Neil Simon, the American playwright, died today (Aug. 26) at the age of 91.
Early in his career Simon wrote for television, including the comedies Your Show of Shows and The Phil Silvers Show. His first Broadway play, Come Blow Your Horn, which opened in 1961, took three years to write, and 20 drafts to perfect, but he quickly became one of the most prolific and influential playwrights of the era. In the 1960s it was not uncommon for Simon to have several Broadway productions running at the same time, many of which were adapted for television and film.
Simon’s plays, such as Barefoot in the Park, The Odd Couple, and Lost in Yonkers—for which he won a Pulitzer Prize in 1991—remain in heavy rotation on stages large and small. “Since 1970 almost no day has gone by without a professional production of a Neil Simon comedy playing somewhere in the country,” The New Yorker wrote in a 2010 profile.
He not only owned a theater—the Eugene O’Neill—for a time, the Alvin Theatre was renamed in his honor in 1983. “Mr. Simon ruled Broadway when Broadway was still worth ruling,” The New York Times wrote.
Simon’s plays are known for their rich language and snappy punchlines, though he took issue with the idea that they were comedies, referring to his work as drama with comic moments. “I don’t like telling jokes,” he told The Paris Review in 1992. ”I don’t like to hear someone say to me, ‘Tell him that funny thing you said the other day.’ It’s repeating it. I have no more joy in it. Once it’s said, for me it’s over. The same is true once it’s written—I have no more interest in it.”
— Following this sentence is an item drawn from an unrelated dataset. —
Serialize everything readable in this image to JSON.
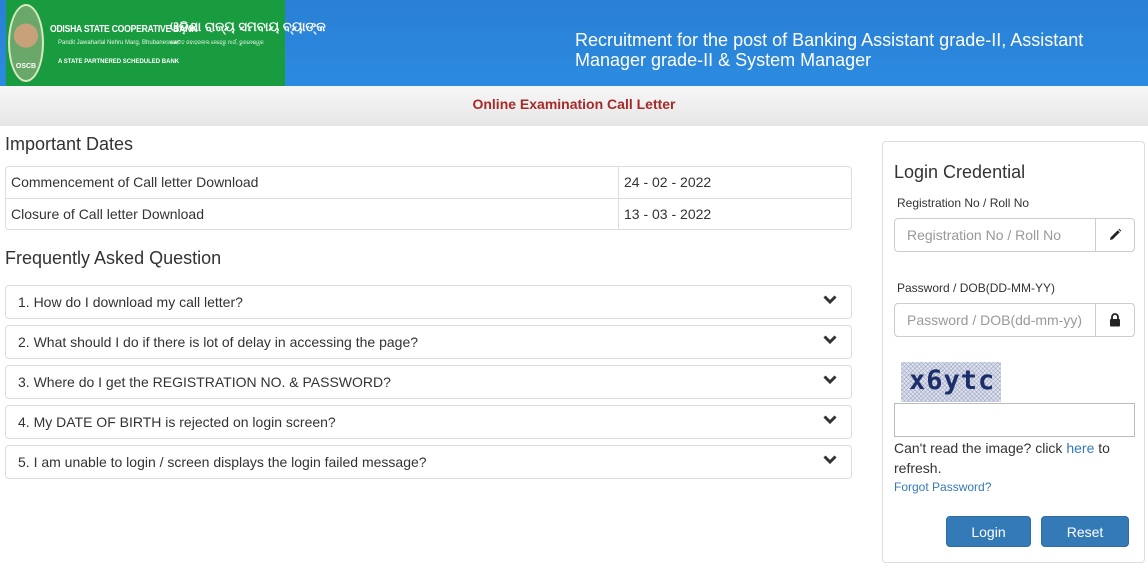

Writing about the American family, urban life, and the Jewish American experience, Simon sought relatability. “You’d hear an ‘aah’ from the audience, a sound of ‘My God, that’s me. That’s me, that’s you, that’s Uncle Joe, that’s Pop,’” he told The New Yorker.
Born in the Bronx on July 4, 1927, Simon grew up in a tumultuous household. His parents’ near constant sparring inspired some of his mis-matched protagonists, most memorably as recast in The Odd Couple, as well as the family dynamics in the three plays of his Brighton Beach Memoirs trilogy from the early 1990s. The first 35 pages of that play famously sat in Simon’s pile of unfinished drafts for nine years before he returned to it and finished writing it in the space of six weeks.
“I’ve got infinitely more plays in the drawer than have seen the lights of the stage,” Simon told The Paris Review. “Most of them never come out of the drawer, but occasionally one will and it amazes me how long it has taken to germinate and blossom.”